### Prompt
Could you filter the data below down to the lines that hold the word "Claudia"?
--- Study material ---
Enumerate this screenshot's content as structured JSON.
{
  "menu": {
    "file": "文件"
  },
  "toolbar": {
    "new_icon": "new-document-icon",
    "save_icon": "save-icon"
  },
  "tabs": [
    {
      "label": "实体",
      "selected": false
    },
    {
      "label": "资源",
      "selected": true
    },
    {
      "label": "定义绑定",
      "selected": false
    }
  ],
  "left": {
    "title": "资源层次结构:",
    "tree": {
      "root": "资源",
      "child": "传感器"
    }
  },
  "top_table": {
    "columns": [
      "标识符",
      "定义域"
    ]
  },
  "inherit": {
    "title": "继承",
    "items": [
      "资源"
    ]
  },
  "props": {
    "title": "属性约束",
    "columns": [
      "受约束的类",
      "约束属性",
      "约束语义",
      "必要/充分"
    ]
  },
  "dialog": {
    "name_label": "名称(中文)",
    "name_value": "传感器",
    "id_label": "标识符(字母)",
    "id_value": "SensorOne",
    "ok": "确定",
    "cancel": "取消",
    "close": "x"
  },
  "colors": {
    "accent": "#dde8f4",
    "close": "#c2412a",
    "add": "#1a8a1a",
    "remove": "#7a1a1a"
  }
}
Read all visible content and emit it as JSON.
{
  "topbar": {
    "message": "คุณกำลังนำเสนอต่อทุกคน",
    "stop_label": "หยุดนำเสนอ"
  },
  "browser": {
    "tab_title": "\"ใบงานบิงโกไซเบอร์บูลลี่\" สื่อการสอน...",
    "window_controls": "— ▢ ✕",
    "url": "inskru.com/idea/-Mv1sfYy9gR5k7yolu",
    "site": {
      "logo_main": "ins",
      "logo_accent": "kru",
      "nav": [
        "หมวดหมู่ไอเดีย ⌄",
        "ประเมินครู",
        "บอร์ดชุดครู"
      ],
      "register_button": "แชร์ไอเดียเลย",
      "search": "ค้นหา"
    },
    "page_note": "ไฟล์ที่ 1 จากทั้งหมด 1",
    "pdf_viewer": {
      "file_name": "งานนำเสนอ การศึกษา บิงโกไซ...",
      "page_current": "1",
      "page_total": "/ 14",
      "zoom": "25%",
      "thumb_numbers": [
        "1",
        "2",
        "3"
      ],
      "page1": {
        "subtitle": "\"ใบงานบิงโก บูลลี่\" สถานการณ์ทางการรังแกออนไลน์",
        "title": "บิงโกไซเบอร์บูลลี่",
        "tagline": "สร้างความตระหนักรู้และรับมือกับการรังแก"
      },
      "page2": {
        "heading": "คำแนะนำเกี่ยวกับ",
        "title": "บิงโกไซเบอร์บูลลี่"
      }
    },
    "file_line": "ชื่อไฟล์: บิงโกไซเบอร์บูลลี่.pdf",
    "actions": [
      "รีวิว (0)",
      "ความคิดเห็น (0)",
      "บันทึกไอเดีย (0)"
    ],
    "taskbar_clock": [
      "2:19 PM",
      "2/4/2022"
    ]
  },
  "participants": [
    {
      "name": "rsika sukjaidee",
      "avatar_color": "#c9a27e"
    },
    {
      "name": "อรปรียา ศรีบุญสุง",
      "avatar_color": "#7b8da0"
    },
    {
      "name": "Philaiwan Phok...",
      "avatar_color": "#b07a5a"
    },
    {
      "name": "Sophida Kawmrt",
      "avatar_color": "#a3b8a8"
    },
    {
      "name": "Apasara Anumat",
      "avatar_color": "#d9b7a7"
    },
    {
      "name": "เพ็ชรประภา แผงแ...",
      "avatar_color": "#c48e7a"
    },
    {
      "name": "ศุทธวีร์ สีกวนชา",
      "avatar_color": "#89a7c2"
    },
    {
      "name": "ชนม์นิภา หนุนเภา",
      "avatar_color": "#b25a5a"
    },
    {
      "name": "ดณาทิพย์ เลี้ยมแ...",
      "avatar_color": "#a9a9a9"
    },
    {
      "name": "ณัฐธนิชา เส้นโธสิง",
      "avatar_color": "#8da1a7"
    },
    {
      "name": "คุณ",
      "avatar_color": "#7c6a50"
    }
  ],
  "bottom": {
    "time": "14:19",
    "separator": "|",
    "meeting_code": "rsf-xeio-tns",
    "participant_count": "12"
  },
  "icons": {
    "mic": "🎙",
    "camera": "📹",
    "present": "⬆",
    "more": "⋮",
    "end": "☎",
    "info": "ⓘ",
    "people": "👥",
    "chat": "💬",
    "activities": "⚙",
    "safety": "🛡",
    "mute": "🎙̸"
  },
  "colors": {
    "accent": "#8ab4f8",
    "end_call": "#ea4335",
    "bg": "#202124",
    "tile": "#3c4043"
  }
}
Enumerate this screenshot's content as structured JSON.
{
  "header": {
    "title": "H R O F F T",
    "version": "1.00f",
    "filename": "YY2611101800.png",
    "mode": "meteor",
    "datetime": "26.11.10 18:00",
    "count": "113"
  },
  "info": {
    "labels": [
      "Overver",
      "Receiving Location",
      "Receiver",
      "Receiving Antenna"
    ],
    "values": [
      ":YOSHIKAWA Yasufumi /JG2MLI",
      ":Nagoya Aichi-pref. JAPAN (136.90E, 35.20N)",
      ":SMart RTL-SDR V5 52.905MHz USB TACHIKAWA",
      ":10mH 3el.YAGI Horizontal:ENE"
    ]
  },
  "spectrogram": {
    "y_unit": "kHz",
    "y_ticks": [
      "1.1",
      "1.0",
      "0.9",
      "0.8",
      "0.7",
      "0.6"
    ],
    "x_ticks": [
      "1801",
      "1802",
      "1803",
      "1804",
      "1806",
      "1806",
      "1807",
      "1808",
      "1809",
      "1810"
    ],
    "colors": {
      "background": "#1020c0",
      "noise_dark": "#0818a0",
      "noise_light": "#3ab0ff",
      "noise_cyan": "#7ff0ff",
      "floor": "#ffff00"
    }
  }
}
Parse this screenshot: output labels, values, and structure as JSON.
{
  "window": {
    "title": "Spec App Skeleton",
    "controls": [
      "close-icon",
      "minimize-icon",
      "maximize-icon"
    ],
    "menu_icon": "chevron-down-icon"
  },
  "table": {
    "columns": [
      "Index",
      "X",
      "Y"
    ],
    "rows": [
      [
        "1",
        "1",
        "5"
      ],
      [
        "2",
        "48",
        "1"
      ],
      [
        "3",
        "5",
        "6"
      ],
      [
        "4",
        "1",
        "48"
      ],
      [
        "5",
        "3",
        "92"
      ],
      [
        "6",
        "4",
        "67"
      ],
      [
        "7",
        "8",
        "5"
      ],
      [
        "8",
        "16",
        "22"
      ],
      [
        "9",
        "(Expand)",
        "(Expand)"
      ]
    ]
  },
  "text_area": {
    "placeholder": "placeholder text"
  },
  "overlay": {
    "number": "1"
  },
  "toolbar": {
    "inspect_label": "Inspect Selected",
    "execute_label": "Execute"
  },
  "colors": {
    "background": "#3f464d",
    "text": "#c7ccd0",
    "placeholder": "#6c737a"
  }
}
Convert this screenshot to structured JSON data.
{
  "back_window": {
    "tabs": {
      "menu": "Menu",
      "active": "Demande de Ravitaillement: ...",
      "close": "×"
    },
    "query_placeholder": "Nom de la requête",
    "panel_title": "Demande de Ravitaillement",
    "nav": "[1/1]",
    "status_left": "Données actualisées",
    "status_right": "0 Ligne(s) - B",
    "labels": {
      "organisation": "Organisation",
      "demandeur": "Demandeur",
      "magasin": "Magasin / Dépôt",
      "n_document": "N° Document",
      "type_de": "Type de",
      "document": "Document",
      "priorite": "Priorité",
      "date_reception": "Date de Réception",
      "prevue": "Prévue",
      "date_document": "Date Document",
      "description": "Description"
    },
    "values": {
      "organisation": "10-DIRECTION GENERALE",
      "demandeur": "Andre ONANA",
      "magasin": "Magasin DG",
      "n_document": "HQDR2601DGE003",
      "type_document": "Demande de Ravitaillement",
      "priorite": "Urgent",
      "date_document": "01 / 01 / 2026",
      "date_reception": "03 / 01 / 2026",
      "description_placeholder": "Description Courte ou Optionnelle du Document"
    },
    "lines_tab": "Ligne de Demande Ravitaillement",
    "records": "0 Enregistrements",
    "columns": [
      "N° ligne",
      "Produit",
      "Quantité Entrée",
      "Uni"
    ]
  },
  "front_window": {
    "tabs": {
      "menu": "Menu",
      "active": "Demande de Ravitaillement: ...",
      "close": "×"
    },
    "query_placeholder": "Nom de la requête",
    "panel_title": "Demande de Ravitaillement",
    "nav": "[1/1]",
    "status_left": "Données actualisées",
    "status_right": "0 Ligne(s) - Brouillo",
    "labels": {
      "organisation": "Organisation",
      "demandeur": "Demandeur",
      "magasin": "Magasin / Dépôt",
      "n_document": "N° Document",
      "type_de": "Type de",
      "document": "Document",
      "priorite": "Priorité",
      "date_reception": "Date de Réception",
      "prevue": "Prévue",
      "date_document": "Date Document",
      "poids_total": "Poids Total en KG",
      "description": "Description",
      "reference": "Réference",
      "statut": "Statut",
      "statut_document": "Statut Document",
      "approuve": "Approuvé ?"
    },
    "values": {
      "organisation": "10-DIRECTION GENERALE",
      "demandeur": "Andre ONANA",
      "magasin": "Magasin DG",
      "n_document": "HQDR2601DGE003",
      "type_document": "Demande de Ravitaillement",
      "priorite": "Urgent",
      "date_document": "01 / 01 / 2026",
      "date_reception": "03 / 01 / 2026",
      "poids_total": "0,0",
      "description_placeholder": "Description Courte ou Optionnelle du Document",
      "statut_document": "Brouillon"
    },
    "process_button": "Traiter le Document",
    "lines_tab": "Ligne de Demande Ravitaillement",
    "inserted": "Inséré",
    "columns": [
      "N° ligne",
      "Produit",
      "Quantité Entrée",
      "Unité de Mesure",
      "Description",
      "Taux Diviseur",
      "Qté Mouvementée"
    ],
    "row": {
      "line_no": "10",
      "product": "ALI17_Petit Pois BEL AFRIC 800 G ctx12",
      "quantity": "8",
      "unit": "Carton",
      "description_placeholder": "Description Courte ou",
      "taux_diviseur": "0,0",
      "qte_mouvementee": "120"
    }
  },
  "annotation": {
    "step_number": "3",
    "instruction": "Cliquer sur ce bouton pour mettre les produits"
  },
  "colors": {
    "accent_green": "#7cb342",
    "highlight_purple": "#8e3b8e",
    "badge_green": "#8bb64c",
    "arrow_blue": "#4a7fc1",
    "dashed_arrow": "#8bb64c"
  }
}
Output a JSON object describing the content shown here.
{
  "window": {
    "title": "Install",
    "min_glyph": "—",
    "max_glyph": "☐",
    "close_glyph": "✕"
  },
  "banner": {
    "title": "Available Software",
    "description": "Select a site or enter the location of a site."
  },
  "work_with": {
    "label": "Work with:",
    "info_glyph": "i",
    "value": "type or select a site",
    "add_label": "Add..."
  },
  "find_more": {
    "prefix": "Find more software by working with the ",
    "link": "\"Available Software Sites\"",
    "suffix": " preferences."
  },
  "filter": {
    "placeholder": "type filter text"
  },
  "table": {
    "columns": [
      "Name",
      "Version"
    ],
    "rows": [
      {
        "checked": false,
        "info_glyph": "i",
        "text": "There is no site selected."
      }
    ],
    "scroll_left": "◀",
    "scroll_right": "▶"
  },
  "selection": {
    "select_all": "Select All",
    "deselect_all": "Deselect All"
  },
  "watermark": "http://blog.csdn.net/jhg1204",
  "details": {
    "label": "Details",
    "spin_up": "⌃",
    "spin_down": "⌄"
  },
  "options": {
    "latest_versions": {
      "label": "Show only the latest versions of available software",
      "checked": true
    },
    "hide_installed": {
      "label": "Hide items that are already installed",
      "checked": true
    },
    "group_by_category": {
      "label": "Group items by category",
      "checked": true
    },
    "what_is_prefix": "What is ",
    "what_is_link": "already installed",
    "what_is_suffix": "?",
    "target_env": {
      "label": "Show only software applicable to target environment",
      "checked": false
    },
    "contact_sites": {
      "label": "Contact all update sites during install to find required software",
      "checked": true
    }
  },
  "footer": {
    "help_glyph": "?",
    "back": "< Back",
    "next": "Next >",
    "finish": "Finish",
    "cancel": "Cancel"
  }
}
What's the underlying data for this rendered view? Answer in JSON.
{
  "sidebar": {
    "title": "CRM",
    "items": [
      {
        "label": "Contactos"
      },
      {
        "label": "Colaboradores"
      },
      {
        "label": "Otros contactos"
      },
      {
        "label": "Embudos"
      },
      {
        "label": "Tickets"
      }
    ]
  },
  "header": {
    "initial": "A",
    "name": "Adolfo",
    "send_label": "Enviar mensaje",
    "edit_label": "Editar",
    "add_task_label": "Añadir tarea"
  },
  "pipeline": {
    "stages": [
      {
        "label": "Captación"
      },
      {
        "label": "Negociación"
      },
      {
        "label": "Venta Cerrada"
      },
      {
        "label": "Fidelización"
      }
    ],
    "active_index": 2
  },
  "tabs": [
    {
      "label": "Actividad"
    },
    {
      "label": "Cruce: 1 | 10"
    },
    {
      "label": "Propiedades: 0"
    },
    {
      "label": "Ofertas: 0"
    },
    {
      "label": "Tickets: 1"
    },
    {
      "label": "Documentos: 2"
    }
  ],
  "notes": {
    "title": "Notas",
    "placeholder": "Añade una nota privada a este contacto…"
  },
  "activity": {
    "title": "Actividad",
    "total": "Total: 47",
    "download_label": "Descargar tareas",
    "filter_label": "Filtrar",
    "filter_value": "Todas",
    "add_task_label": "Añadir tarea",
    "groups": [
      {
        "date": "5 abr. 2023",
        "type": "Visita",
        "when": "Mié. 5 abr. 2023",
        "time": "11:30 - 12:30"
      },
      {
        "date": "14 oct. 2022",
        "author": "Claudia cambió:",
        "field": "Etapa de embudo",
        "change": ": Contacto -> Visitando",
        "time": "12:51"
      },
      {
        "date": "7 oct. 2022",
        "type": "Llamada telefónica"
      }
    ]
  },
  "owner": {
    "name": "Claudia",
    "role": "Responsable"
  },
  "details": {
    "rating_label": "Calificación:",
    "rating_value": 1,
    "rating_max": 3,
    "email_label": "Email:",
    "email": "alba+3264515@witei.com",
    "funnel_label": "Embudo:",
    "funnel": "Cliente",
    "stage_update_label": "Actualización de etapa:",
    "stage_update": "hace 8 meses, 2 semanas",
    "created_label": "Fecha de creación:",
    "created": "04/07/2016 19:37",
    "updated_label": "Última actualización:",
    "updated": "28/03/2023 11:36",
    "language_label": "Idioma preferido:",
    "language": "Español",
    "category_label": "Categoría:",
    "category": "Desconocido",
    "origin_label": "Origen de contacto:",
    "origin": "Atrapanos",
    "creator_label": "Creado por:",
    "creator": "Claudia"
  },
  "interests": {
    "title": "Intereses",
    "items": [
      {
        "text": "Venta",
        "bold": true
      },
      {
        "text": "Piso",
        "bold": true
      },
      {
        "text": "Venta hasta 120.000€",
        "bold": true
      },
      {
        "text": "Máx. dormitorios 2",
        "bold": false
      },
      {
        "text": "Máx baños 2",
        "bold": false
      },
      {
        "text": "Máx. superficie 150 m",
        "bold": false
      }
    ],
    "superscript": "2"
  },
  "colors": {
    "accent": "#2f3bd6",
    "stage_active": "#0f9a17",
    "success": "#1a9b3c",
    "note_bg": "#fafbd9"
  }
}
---
### Exercise result
        "author": "Claudia cambió:",
    "name": "Claudia",
    "creator": "Claudia"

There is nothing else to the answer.